Exercise brief
The result should be an exact copy of the entries below, free of pictures.

Material for this task
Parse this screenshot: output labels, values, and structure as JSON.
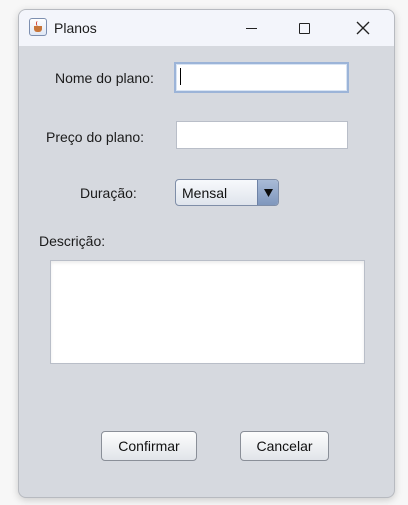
{
  "window": {
    "title": "Planos",
    "icon": "java-coffee-icon",
    "controls": [
      "minimize-icon",
      "maximize-icon",
      "close-icon"
    ]
  },
  "form": {
    "nome_label": "Nome do plano:",
    "nome_value": "",
    "preco_label": "Preço do plano:",
    "preco_value": "",
    "duracao_label": "Duração:",
    "duracao_selected": "Mensal",
    "descricao_label": "Descrição:",
    "descricao_value": ""
  },
  "buttons": {
    "confirm_label": "Confirmar",
    "cancel_label": "Cancelar"
  },
  "colors": {
    "window_bg": "#d6d9df",
    "titlebar_bg": "#f3f5fb",
    "focus_border": "#9cb4d8",
    "combo_arrow": "#7f97bd"
  }
}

Answer to this task
Parse this screenshot: output labels, values, and structure as JSON.
{
  "window": {
    "title": "Planos",
    "icon": "java-coffee-icon",
    "controls": [
      "minimize-icon",
      "maximize-icon",
      "close-icon"
    ]
  },
  "form": {
    "nome_label": "Nome do plano:",
    "nome_value": "",
    "preco_label": "Preço do plano:",
    "preco_value": "",
    "duracao_label": "Duração:",
    "duracao_selected": "Mensal",
    "descricao_label": "Descrição:",
    "descricao_value": ""
  },
  "buttons": {
    "confirm_label": "Confirmar",
    "cancel_label": "Cancelar"
  },
  "colors": {
    "window_bg": "#d6d9df",
    "titlebar_bg": "#f3f5fb",
    "focus_border": "#9cb4d8",
    "combo_arrow": "#7f97bd"
  }
}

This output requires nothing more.